In an Android app I'm developing, I'm not quite sure if the way I thought the model structure should be is the best in terms of ease of use and low complexity.
I need to represent the following relationship:
TypeA(could be seen as a vault, just one throughout the program) holds all objects of
TypeB(of which there can be 0..*) can hold objects of
TypeB; 0..*) can hold objects of
As there cannot be instances of either TypeC or TypeD without them being strongly related to a defined parent, I thought of the following structure (not including member variables such as title-
Strings, program related
booleans for view
I have already implemented the above structure using said four classes—one singleton, three "normal" classes—but am not too happy with the results at some points. For a particular instance of TypeD, I would have to type assignments like:

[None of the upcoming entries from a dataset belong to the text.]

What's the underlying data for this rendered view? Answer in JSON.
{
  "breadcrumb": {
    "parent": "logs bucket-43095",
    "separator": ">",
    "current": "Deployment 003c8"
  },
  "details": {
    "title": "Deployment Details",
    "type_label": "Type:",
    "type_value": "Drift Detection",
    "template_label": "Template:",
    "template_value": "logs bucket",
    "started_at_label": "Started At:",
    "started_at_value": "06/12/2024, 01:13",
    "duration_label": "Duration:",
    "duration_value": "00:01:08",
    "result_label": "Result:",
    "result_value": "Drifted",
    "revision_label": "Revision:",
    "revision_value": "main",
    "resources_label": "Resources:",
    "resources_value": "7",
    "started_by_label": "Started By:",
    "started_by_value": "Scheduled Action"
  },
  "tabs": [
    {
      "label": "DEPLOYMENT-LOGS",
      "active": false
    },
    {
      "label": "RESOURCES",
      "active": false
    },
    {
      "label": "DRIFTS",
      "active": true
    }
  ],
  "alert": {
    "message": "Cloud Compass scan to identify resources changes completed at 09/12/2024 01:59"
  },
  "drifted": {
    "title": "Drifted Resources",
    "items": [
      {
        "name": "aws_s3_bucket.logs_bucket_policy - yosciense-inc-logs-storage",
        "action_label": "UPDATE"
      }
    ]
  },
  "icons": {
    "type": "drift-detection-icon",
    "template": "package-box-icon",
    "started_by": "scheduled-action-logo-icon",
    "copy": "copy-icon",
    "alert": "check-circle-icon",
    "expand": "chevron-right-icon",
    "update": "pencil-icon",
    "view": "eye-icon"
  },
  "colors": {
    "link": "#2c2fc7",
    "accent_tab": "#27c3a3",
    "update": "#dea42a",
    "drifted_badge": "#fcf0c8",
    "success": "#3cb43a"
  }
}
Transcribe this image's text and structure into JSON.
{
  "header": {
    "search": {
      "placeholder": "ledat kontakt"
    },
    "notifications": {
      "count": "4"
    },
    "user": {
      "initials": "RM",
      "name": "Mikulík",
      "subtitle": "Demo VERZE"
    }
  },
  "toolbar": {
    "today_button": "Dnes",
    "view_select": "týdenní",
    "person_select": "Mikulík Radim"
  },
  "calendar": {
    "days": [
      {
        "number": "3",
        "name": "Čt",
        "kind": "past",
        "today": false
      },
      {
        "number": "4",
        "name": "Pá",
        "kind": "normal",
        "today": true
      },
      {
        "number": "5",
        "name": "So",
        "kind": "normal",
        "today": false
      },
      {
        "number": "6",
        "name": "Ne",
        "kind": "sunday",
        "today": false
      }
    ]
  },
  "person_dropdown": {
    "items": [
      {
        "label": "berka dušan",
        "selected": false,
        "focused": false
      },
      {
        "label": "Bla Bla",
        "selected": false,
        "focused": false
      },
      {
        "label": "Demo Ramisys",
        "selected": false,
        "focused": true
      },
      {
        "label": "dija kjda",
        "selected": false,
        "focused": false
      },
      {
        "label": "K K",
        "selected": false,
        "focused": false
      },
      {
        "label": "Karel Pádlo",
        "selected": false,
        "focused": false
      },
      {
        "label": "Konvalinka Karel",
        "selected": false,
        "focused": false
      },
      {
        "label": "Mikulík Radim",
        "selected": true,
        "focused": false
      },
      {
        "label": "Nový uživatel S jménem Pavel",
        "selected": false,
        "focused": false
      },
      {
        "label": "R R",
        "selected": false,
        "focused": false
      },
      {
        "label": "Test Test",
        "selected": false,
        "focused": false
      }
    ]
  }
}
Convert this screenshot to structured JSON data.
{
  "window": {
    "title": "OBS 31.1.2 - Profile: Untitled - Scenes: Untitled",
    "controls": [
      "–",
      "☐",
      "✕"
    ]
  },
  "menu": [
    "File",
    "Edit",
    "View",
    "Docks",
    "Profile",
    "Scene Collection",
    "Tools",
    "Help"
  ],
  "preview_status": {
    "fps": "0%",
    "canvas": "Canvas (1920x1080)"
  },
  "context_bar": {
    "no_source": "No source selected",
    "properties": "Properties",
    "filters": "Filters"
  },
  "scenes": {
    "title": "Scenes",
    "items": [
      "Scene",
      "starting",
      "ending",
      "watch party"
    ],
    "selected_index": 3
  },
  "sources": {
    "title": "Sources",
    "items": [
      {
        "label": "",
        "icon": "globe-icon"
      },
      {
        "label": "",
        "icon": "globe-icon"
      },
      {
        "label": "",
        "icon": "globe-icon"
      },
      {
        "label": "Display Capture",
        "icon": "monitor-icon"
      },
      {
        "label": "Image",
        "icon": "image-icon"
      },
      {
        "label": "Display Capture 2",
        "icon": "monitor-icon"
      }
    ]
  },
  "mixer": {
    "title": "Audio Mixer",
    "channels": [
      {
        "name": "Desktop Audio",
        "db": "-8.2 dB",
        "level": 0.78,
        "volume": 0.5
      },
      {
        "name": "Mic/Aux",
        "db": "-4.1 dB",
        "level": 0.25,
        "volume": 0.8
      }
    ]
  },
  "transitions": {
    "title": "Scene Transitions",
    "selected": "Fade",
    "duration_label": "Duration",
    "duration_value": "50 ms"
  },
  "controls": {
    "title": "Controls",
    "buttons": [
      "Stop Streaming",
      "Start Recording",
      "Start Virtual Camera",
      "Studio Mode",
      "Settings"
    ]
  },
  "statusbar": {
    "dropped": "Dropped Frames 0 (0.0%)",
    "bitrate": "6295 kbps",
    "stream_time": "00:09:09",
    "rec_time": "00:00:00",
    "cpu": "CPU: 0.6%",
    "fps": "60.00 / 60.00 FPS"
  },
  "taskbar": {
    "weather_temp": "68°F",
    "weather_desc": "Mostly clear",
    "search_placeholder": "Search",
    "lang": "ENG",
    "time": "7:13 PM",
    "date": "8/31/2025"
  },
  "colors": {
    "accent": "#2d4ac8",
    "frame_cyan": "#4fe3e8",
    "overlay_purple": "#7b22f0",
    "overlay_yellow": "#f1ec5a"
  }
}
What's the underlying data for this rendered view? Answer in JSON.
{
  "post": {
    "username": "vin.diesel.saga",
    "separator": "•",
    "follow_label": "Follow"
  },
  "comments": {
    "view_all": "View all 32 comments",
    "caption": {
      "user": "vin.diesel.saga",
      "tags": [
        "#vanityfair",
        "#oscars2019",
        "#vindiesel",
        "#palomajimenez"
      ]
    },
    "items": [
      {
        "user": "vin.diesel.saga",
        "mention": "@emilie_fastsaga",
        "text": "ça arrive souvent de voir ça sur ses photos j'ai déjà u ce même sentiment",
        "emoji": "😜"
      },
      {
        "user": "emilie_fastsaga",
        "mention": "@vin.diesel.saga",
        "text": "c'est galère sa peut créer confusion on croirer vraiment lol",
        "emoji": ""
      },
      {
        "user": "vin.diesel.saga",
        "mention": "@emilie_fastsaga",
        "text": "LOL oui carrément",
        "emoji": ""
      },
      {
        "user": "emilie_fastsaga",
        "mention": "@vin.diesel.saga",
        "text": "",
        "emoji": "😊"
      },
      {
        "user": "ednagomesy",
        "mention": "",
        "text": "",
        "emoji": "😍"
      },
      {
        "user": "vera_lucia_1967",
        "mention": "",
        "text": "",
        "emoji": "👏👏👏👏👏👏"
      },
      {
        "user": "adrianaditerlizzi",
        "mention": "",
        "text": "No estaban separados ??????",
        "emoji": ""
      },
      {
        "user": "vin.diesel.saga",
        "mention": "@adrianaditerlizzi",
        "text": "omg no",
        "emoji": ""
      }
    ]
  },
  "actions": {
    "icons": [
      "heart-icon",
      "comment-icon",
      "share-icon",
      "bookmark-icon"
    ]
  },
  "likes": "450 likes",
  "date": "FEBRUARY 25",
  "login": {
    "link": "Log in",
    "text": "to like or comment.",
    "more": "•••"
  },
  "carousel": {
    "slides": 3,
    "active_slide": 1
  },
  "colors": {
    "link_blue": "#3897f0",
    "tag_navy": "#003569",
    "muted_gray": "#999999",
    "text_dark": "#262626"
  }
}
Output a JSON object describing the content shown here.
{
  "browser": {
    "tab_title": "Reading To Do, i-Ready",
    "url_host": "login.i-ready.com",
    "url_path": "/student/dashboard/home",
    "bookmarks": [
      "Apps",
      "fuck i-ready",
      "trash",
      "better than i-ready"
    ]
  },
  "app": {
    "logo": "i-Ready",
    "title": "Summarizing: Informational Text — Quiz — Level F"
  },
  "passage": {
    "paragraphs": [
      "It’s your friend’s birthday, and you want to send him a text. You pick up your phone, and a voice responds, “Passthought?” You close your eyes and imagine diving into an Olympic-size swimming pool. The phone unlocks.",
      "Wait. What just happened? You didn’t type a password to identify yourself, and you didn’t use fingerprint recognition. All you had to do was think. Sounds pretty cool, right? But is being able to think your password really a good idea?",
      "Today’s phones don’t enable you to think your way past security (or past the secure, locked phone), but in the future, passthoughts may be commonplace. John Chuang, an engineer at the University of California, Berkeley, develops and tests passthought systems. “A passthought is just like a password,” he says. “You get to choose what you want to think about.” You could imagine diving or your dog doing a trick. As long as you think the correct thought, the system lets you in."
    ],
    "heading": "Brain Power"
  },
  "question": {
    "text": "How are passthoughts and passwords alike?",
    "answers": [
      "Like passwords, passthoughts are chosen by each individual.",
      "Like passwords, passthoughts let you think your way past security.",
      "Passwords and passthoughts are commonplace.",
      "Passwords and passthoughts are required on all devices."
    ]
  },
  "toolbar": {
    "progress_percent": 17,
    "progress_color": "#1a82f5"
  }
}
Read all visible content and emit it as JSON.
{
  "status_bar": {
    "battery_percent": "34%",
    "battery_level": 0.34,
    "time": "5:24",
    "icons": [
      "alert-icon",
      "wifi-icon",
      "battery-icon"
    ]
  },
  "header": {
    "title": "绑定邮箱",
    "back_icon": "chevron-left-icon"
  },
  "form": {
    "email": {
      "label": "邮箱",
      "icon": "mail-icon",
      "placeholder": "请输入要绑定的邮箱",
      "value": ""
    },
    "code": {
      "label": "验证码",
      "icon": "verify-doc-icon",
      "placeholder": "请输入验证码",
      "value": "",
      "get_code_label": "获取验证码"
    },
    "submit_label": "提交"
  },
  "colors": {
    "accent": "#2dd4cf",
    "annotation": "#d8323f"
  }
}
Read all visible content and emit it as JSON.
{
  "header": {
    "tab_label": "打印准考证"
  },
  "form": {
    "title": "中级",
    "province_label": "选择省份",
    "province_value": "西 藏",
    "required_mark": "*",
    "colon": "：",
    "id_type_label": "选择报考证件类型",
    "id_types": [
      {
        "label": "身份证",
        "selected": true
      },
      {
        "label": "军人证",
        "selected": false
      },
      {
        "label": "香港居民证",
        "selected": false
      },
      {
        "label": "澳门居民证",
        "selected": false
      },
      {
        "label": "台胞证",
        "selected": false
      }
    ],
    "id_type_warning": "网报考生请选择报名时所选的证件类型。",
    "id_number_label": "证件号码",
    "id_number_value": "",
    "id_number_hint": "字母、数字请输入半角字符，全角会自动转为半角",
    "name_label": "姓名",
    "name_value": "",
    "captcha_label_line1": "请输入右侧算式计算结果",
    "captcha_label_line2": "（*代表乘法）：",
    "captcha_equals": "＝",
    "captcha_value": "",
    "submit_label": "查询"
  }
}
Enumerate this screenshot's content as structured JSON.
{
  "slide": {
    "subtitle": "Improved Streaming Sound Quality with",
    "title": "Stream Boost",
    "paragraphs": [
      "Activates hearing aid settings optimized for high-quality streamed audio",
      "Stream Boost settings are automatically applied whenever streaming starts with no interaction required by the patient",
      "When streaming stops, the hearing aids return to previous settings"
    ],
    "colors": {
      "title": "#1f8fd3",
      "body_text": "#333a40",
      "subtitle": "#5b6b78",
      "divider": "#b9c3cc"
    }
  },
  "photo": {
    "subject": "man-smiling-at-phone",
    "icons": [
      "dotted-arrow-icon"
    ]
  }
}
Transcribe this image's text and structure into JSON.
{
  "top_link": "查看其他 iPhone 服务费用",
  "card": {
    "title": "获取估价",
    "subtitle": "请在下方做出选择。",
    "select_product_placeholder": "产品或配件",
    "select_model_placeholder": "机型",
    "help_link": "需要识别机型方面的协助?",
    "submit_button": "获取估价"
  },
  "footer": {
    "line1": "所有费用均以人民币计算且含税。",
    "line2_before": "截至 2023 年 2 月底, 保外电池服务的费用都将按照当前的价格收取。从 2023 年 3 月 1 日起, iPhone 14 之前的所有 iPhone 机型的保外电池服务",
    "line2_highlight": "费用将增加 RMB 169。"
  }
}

mTypeD= TypeA.getInstance(getActivity()) .getTypeB(typeBId) .getTypeC(typeCId) .getTypeD(typeDId);
Is there a better way to get the given relationship—or basically any relationship of that kind—into code? Probably the question isn't even Java-specific but instead relates to many object oriented programming languages.
EDIT: I have three ListViews for each type above TypeA, i.e., TypeB, TypeC, TypeD, containing all current instances and the possibility to open detail views for each single instance of either type. That’s why I thought about using the schema I provided in the first place.
EDIT2: On starting the app, users are presented with an empty
ListView if data has not yet been created. The
ListView that opens on application start represents a list of all instances of TypeB that can be found in TypeA’s
ArrayList<TypeB>. If the user taps on the “new” button on the ActionBar, a new instance of TypeB gets created and the user redirected that particular TypeB’s detail view. On leaving the detail view, s/he gets redirected back to the list of TypeB instances (at that point populated with only the one instance just created).
Upon tapping on one
TypeB instance in the list, the user gets directed to a(n empty)
TypeC instances that belong to the
TypeB instance previously tapped on—without the connection to
TypeC instances don’t make sense so it is crucial to somehow have all instances of
TypeC stored in a way that shows their relationship to a particular
TypeD it is the same. Upon creating a
TypeC instance in
TypeC detail view of the newly created
TypeC instance is being opened, on pressing back the user gets redirected to the
TypeC instances. On tapping on the TypeC instance, s/he gets to the (yet empty)
TypeD instances are also strongly related to a particular
TypeC instance; without knowing the parent, they do not make sense.
For presenting the
ListViews I let an
ArrayAdapter go through all
ArrayList items of the given type. For deleting (by long-pressing an item -->
ContextualActionBar) or editing (same interaction as for previous action) I call the
.remove method of the parent's
ArraylList or open the detail view respectively.